Georgetown ISD students and staff are taking a proactive approach to spread a culture of kindness and inclusion through Buddy Benches.
Buddy Benches are special, brightly colored benches for students to go and sit when they need a friend. They are designed to create friendships by facilitating inclusion on playgrounds. Students often use them when they are feeling lonely. When other students see a student sitting on the bench, they recognize that the student is feeling lonely and invite that student to play.
The first Buddy Bench in GISD was made at Ford Elementary this past fall, as a service project of the Ford 2nd grade team.

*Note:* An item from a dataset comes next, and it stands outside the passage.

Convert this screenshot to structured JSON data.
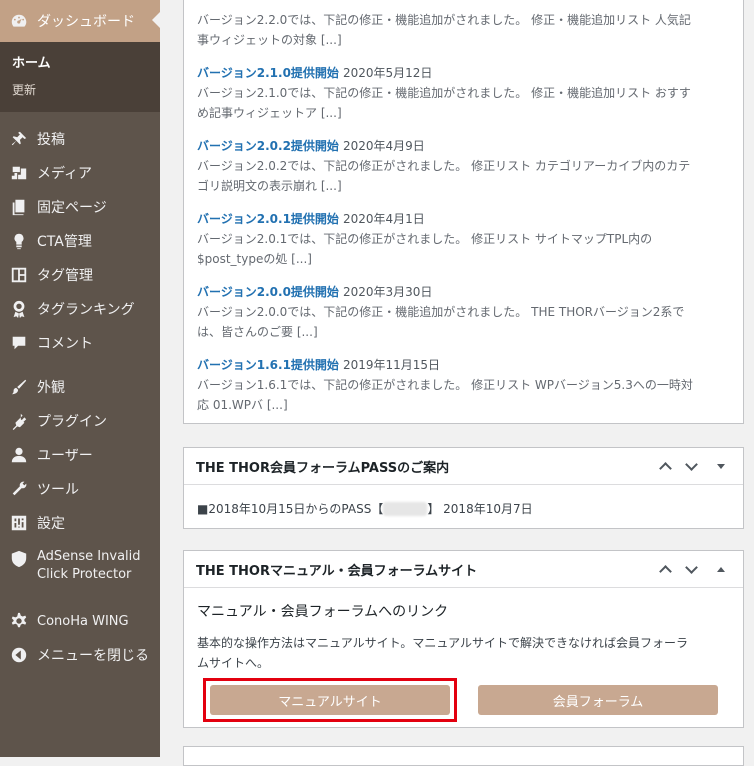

“As part of our professional learning earlier in the year, our Ford teachers and staff were challenged to design learning projects around our district mission to inspire and empower others to lead, grow, and serve,” Ford Elementary Principal Jessica McMullen said. “Our #fordserves projects were born in an effort to give back to our community and help empower others to carry on the projects so that there was a ripple effect for kids, teachers and staff, and our great city of Georgetown.”
The second grade team collaborated with Home Depot in Georgetown for the Buddy Bench supplies, designed building sessions that had families helping to build the benches, created instructional materials to help others share the purpose and intent behind the Buddy Bench, and then donated a Buddy Bench to Frost Elementary. Ford counselor Karen Cavanaugh has also included the Buddy Bench in her guidance lessons so that students feel confident in using the bench.
After hearing about their success, Buddy Benches have caught on at other GISD schools. Benold Middle School and Forbes Middle School have made them as service projects, using Ford’s design. Ford staff built a bench for Frost Elementary to use, and Forbes students and staff donated a bench to Cooper Elementary.
“It’s been so inspiring to see how our students are utilizing the Buddy Benches to build and foster friendships at school,” McMullen said. “Classes now have Buddy Bench Ambassadors that help to ensure the Buddy Bench is a place of inclusion and a way of spreading kindness. Watching the ripple effect of kindness spread to other schools is heartwarming, and I’m thankful it’s been embraced at so many schools in such a short amount of time.”
In the United States, buddy benches began popping in Pennsylvania in 2013. But, also known as friendship benches, these pieces of playground furniture have been around for a while, in various countries.
Apart from reducing social isolation and improving mental wellbeing, the hope is that the benches can tackle another problem found, to some degree, in most schools: bullying. Benches have become part of the community learning project and serve as a reminder for children about things like communication, mutual support and opening up about feelings in an age when even young children can be engrossed in smartphones.